The effects of morphine on total peripheral vascular resistance and the capacity of the peripheral vascular compartment were determined in normal dogs. In 13 animals, in which systemic flow was maintained constant, morphine (1 mg. per kilogram) caused immediate decreases in resistance averaging 46 ± 20 per cent of the control values. The decrease in resistance was transient, and normal or increased resistance was noted 30 minutes after the drug was administered. This effect of morphine on resistance vessels was indirect, however, since no immediate change in pressure occurred when morphine was injected into an isolated perfused vascular bed. In 13 dogs, studied during cardiopulmonary bypass, the capacity of the total peripheral vascular compartment increased after the administration of morphine. Blood volume rose an average of 11 ± 6 ml. per kilogram, and systemic venous return, measured with a flowmeter, rapidly decreased after the injection. Venous tone, determined by major-vessel occlusion in 8 dogs, decreased from 6.8 ± 1.3 to 3.5 ± 1.1 cm. H2O after morphine (0.5 mg. per kilogram) was given. The measured changes in both capacitance and venous tone occurred promptly and persisted throughout a 30-minute period of observation. The experiments indicate that increased capacitance and venous pooling are important effects of morphine on the circulation which have not been well recognized.

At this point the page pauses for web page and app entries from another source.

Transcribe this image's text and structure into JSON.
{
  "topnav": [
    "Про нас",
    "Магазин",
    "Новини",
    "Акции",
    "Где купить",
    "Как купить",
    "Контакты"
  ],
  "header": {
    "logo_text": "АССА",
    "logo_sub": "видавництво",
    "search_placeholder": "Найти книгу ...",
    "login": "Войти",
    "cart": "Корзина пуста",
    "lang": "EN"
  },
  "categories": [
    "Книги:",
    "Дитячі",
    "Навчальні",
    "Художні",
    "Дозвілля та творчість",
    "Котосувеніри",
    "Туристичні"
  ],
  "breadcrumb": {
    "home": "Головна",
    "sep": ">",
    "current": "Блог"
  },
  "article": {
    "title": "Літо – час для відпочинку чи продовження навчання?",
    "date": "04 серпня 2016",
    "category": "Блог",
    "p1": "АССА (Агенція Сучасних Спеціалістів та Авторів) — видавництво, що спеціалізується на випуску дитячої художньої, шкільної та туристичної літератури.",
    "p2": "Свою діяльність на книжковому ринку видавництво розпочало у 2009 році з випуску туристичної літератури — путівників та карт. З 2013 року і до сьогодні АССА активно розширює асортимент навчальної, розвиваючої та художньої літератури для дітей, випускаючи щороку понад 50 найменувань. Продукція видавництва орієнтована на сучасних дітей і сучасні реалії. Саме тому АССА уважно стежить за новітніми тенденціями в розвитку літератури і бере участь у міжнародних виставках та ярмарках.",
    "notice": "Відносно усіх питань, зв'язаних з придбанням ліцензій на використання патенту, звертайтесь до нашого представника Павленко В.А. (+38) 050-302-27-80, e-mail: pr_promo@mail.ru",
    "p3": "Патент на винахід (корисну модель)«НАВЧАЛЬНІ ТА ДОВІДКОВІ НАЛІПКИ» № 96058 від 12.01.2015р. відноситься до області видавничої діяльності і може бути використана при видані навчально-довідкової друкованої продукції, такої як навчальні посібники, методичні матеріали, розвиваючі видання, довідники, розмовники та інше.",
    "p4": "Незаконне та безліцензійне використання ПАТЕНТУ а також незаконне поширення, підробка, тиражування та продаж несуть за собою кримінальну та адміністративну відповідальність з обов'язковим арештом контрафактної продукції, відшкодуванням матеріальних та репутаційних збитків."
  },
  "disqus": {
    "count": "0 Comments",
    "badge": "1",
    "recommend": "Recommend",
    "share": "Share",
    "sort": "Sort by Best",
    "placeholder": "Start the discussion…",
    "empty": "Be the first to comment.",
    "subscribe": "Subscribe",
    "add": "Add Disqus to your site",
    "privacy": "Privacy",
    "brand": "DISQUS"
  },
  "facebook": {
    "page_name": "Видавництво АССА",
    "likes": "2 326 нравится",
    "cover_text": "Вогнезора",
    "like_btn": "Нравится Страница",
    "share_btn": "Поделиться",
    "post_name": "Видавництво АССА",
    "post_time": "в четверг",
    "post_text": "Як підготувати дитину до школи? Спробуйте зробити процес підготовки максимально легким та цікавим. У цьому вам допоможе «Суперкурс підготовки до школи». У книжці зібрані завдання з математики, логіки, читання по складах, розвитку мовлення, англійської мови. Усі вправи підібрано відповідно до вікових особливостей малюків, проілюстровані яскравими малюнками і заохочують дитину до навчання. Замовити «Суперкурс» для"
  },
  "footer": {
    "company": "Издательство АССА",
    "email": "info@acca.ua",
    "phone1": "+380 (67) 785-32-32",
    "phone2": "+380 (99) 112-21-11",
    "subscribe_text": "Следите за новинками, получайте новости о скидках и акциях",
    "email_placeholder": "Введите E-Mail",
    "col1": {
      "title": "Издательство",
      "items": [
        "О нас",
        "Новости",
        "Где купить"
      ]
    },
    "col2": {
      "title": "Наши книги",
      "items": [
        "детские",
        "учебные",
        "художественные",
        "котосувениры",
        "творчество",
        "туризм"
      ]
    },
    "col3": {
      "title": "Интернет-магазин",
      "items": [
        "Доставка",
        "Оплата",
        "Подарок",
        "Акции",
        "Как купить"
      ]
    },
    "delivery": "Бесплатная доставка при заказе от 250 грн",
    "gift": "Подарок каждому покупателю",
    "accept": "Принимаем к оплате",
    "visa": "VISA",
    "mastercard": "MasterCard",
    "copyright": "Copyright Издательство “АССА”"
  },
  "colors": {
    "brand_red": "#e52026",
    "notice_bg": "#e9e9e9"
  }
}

ASJC Scopus subject areas
- Cardiology and Cardiovascular Medicine